“We have therefore restructured and re-balanced our business during this time, but out of choice rather than necessity, which has been a major positive.”
Amiri added that the wider effects of lockdown have left business and political leaders with plenty to consider, particularly around the environmental impact of having higher volumes of people working from home.
“Globally, less people are travelling into work, less cars are on the road, and productivity has much to gain from people not using up copious amounts of time commuting to office premises. Employers are understanding now that there isn’t a need to have all employees in the office every day, even though there is a need for team meetings and training, which you do need a base for. But reducing the amount of people coming in every day could have a significant impact on environmental issues, pressure on public transport networks, costs for the individual going to and from work, and productivity.”
The Telegraph has reported this week that US states are being told to prepare for the potential roll-out of a Covid-19 vaccine in November, just two days before the presidential election.
In a letter, the US Centers for Disease Control & Prevention [CDC] have asked state governments to resolve red tape issues that could impede making a network of vaccine distribution centers “fully operational by November 1, 2020”.
The US presidential election is due to take place on November 3, and the close proximity of the two dates has raised concerns that President Trump’s administration is looking to fast-track the roll-out of a working vaccine before US citizens head to the polls.
The US has registered over six million Covid-19 cases throughout the pandemic, with 185,000 deaths, prompting backlash over the Trump administration’s handling of the crisis.
In the letter dated August 27, CDC chief Robert Redfield wrote: "The normal time required to obtain...permits presents a significant barrier to the success of this urgent public health program.
"CDC urgently requests your assistance in expediting applications for these distribution facilities."
Three possible vaccines are currently in Phase Three of their clinical trials. One is being developed by a partnership of AstraZeneca and the University of Oxford in the UK, and another is being developed by Moderna in collaboration with the US National Institutes of Health. A partnership of Pfizer and BioNTech is developing the other.
It would normally take months for test administrators to verify that a vaccine works and is safe for use following extensive trials. However, the US Food and Drug Administration [FDA] has suggested that a vaccine could be given emergency authorisation before trials are completed.
The move has been greeted by speculation that the body is being pressured by the president, who has previously said that a vaccine could be delivered before election day.
The FDA’s head Stephen Hahn has denied that he is being pressured by the government to approve any vaccine ahead of time, stressing that the choice to authorise any vaccine will be purely a “science, medicine, data decision”.
The New York Times has reported that priority for any authorised vaccine will go to essential workers, national security officials, the elderly, and members of vulnerable racial and ethnic groups.
Leadership in History

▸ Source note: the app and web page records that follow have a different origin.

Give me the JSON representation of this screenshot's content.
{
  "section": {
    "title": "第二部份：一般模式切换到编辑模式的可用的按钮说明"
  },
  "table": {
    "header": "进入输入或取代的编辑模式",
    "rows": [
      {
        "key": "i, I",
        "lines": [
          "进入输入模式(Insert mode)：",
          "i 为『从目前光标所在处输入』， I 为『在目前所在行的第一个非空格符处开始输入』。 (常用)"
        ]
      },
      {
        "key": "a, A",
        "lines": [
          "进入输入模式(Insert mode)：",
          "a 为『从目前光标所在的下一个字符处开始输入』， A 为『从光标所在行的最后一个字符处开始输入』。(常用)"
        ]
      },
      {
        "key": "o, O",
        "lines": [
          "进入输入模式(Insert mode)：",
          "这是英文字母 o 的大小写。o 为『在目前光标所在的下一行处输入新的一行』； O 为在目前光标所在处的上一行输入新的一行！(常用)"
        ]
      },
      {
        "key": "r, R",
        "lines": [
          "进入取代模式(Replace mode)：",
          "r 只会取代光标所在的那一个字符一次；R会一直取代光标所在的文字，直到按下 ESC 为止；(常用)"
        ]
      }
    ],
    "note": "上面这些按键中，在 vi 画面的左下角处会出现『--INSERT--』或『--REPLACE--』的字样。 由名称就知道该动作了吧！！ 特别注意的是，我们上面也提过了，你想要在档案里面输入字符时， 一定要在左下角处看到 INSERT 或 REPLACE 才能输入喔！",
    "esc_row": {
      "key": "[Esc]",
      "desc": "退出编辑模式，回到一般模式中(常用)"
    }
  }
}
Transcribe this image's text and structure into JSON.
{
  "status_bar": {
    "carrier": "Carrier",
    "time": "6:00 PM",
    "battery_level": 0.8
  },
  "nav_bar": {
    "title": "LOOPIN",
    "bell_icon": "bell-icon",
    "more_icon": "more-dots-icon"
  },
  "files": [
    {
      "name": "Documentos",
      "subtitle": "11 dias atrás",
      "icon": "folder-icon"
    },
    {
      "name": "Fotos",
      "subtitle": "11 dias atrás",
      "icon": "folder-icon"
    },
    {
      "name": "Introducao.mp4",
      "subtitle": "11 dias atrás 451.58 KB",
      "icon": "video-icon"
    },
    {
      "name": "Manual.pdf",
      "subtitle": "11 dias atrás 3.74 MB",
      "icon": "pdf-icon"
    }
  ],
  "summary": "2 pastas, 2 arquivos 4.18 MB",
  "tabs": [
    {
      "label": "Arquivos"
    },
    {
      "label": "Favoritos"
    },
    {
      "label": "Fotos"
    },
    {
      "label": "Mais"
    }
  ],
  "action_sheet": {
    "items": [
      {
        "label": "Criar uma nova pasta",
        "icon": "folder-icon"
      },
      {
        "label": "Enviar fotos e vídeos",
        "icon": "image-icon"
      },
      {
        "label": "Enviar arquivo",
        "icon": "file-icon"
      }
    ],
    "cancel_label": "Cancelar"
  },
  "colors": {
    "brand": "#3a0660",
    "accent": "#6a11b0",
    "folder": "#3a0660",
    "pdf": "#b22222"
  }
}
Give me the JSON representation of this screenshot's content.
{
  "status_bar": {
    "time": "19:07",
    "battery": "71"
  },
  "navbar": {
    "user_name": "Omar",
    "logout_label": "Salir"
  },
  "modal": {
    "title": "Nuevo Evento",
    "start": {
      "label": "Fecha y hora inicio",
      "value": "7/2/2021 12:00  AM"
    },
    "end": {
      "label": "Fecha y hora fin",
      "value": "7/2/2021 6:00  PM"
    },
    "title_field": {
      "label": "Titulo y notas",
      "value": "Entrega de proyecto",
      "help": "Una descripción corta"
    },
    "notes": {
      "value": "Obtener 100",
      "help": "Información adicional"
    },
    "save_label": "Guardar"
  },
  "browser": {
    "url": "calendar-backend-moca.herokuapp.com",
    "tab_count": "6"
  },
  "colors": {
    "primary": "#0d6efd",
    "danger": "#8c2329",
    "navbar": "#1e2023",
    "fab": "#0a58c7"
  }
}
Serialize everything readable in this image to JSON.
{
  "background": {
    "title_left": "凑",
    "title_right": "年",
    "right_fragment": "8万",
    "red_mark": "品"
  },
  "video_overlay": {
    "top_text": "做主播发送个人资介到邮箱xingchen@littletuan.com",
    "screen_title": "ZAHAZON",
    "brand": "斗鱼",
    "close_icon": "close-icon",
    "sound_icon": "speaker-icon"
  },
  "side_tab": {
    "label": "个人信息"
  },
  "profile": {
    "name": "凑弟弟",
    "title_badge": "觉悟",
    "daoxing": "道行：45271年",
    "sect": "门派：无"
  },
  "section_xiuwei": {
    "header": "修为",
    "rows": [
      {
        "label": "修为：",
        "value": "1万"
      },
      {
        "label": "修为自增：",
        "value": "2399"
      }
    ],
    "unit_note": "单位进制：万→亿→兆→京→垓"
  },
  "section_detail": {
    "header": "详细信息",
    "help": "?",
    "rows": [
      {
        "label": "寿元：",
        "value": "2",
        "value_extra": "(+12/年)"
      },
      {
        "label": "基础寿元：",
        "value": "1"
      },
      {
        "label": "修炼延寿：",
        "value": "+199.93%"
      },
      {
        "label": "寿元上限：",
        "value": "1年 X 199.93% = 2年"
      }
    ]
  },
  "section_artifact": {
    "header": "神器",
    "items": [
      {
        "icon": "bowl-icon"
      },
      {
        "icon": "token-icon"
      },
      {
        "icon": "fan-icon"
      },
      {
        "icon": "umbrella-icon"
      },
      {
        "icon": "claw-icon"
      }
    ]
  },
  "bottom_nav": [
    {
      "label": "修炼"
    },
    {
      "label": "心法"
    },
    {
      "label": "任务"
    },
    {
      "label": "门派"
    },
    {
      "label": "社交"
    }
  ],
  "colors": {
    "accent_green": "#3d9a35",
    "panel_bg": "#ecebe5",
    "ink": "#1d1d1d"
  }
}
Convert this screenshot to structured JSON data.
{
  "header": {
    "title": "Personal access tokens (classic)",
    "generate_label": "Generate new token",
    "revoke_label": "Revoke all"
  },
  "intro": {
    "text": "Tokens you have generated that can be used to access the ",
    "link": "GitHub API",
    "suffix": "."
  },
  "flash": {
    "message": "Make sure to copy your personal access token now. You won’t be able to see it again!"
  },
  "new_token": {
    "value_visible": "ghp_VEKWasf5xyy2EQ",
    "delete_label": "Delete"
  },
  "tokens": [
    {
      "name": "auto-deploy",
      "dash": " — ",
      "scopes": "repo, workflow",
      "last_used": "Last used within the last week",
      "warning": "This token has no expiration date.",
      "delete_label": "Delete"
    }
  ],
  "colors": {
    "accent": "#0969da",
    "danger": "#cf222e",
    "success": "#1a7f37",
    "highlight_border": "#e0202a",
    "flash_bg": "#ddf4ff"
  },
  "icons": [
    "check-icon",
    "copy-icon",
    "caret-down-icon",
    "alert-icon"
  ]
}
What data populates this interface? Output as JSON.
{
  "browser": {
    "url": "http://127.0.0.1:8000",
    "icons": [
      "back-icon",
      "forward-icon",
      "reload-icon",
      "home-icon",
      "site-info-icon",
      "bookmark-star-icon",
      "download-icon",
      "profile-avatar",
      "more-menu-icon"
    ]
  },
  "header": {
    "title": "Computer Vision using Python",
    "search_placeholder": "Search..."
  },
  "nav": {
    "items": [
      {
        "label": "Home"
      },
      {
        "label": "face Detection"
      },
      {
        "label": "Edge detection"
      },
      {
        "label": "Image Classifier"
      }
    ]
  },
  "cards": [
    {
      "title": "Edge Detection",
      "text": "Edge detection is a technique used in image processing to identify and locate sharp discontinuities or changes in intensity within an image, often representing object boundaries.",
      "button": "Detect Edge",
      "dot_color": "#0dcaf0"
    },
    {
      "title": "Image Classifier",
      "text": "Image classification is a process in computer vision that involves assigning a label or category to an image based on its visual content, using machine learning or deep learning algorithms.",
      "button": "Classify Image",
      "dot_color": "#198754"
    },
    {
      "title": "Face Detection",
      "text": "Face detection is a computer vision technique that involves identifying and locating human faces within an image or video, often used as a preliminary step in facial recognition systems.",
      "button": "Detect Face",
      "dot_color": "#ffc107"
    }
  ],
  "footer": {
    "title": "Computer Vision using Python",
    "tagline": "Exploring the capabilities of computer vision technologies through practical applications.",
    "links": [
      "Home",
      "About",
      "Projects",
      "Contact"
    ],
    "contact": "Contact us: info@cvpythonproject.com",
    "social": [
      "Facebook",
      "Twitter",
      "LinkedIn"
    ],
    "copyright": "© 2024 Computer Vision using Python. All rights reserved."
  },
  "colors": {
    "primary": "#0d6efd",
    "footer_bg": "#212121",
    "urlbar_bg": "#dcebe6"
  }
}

On this day in 1997, the world mourned the death of Mother Teresa, who passed away at the age of 87.
The Nobel Peace Prize winner who made helping the ill and poor her life’s work died of a heart attack at the headquarters of the Missionaries of Charity in Calcutta, shortly before 17:00 BST. She had suffered from ill health for several years.
By the time she died, the order which Mother Teresa had run was established in 130 countries and treated around four million sick people every year, as well as caring for 7,000 children.
A week later, the route of her funeral procession in Calcutta was lined with tens of thousands of mourners.